Long-term relationships come with lots of memories, both good and bad. You have strong ties and emotions linked to your partner. You may even live together or have kids with your long-term partner. But sometimes that history isn't enough to stay together forever. Breaking up a long-term relationship is challenging and requires sensitivity, respect and potentially some legal help.
Clarify Your Reasons for Breaking Up
Before you make the move to split, make sure you're ready to end the relationship. Consider the reasons you want to go your separate ways. Have you tried what you can to save the relationship, or is it beyond repair? Being confident in your decision helps you stay strong when you tell your partner you want to break up, especially if he tries to convince you to stay.
Have an Honest Discussion
If you're sure breaking up is the best move for you, have the conversation as soon as possible. Waiting only prolongs the pain. You'll never find the perfect time to break the news to your partner, and the conversation won't get any easier with time.
Initiate the conversation in person when you're both calm. Breaking up in the heat of an argument, even if you were already planning to split, leads to the potential for an explosive situation. Tell your partner about your plans before you tell anyone else. Be kind and gentle yet firm to let her know you have no intentions of staying or working it out. If you aren't clear that the relationship is over, you give her hope for reconciliation.
Give Your Partner Space
If your partner doesn't know the breakup is coming, he may be shocked to hear the news. Give him the space to react in a way that feels right to him. He may need time to process what you're saying. He may feel angry, so you need space for yourself as much as he needs it. Let your partner set the pace going forward. He may not be ready to discuss splitting belongings right away if you live together, for example. Your partner may want to cut off contact completely with you for at least a little while. Respect his needs in this aspect.
Make Decisions Going Forward
You need a plan going forward, especially if you live with your long-term partner. Check the terms of your lease to see if you can change it to just one person's name as long as one of you plans to stay. If you both want to move somewhere else, consider the consequences of breaking the lease if you can't get out of it.
You'll also need to split your belongings if you live together. This can get messy if one person is petty or wants to make the split difficult on the other person. Protect your personal items that you had before moving in together, such as family heirlooms or valuable artwork you already owned.

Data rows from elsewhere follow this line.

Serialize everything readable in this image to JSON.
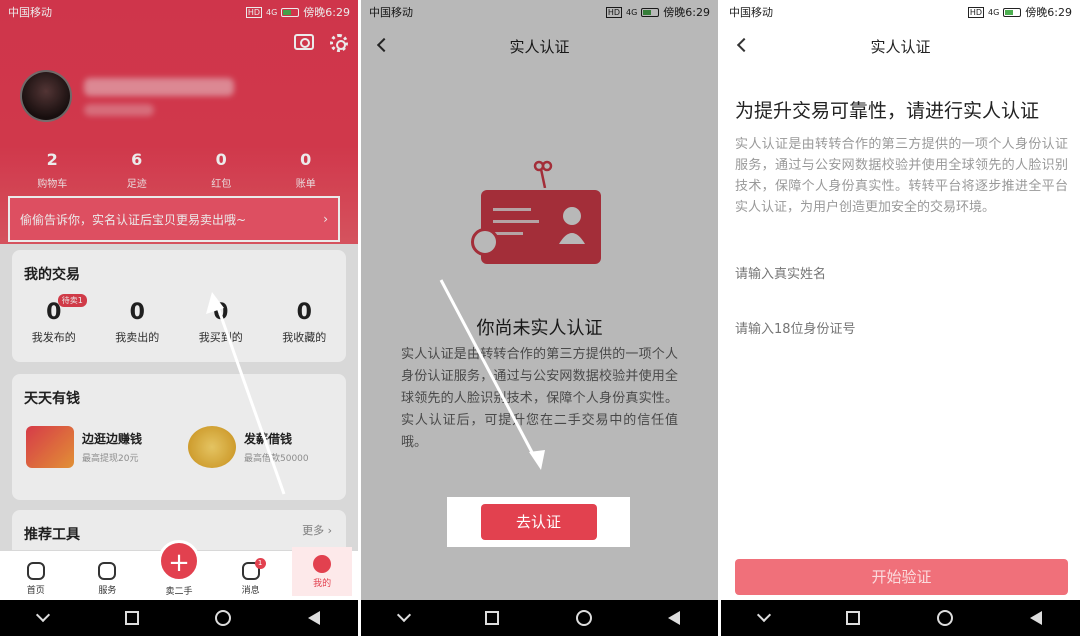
{
  "status": {
    "carrier": "中国移动",
    "time": "傍晚6:29",
    "signal": "4G",
    "hd": "HD"
  },
  "panel1": {
    "stats": [
      {
        "num": "2",
        "label": "购物车"
      },
      {
        "num": "6",
        "label": "足迹"
      },
      {
        "num": "0",
        "label": "红包"
      },
      {
        "num": "0",
        "label": "账单"
      }
    ],
    "banner": "偷偷告诉你，实名认证后宝贝更易卖出哦~",
    "banner_chevron": "›",
    "trade_title": "我的交易",
    "trade_badge": "待卖1",
    "trades": [
      {
        "num": "0",
        "label": "我发布的"
      },
      {
        "num": "0",
        "label": "我卖出的"
      },
      {
        "num": "0",
        "label": "我买到的"
      },
      {
        "num": "0",
        "label": "我收藏的"
      }
    ],
    "money_title": "天天有钱",
    "money_items": [
      {
        "title": "边逛边赚钱",
        "sub": "最高提现20元"
      },
      {
        "title": "发薪借钱",
        "sub": "最高借款50000"
      }
    ],
    "tools_title": "推荐工具",
    "tools_more": "更多 ›",
    "tabs": [
      {
        "label": "首页"
      },
      {
        "label": "服务"
      },
      {
        "label": "卖二手"
      },
      {
        "label": "消息",
        "badge": "1"
      },
      {
        "label": "我的"
      }
    ],
    "sell_plus": "+"
  },
  "panel2": {
    "title": "实人认证",
    "heading": "你尚未实人认证",
    "desc": "实人认证是由转转合作的第三方提供的一项个人身份认证服务，通过与公安网数据校验并使用全球领先的人脸识别技术，保障个人身份真实性。实人认证后，可提升您在二手交易中的信任值哦。",
    "button": "去认证"
  },
  "panel3": {
    "title": "实人认证",
    "heading": "为提升交易可靠性，请进行实人认证",
    "desc": "实人认证是由转转合作的第三方提供的一项个人身份认证服务，通过与公安网数据校验并使用全球领先的人脸识别技术，保障个人身份真实性。转转平台将逐步推进全平台实人认证，为用户创造更加安全的交易环境。",
    "name_placeholder": "请输入真实姓名",
    "id_placeholder": "请输入18位身份证号",
    "button": "开始验证"
  }
}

It's also important to set boundaries in the relationship. If you have to live together for a little while after the breakup, set ground rules, so both people have privacy. You might sleep in separate rooms if space allows. Decide on topics of discussion that are off limits if necessary. For example, if your partner wants to constantly talk about what went wrong or if she tries to convince you to take her back, let her know that those conversations are done.
Take Legal Steps if Necessary
You may need legal input if you live together or have kids together. An attorney can help you determine your legal options for splitting assets and belongings if your partner is refusing to cooperate. If you have kids together, you'll need to draft a custody schedule. You may also need to work through child support issues depending on your situation. If you haven't already, you may need to establish paternity since it isn't automatically granted if you're not married.
All interactions with your partner should be respectful. That can be challenging, especially if he doesn't return the favor, but it makes the situation easier when you can act with respect. Not only do you present yourself in a mature way, but you also avoid making the situation worse by causing unnecessary drama.
Tend to Your Own Emotions
Even if you're the one who initiates the breakup, you can expect a range of emotions, including sadness. You're ending a relationship that spanned years, and you likely had at least some good moments together. Acknowledge the emotions you're going through during and after the breakup. You may need to reach out to friends, family or a counselor to help work through those emotions. Work on making healthy improvements in your life to help move on from the split.
- Psychology Today: 4 Ways to Break Up With Someone Compassionately
- Counselista: How to End a Long-Term Relationship Effectively and Gracefully, and Leave With Dignity
- Psychology Today: How to Break Up When You Still Have to Live Together
- NOLO: 14 Steps to Breaking Up With Your Unmarried Partner
- FindLaw: Marriage vs. Cohabitation
- Tell your family and friends what you are planning on doing. This may help you stay true to your convictions.
- If you are in an abusive relationship, a break-up may require a mediator or a protective order of abuse.
- If you have children with the person you are breaking up with, separating may be more difficult.
- If you work for the person you are breaking up with, you may need to approach the situation even more delicately, to protect your professional interests.
Shelley Frost writes professionally on a full-time basis, specializing in lifestyle, family, parenting and relationship topics. She holds an education degree and has extensive experience working with kids and parents.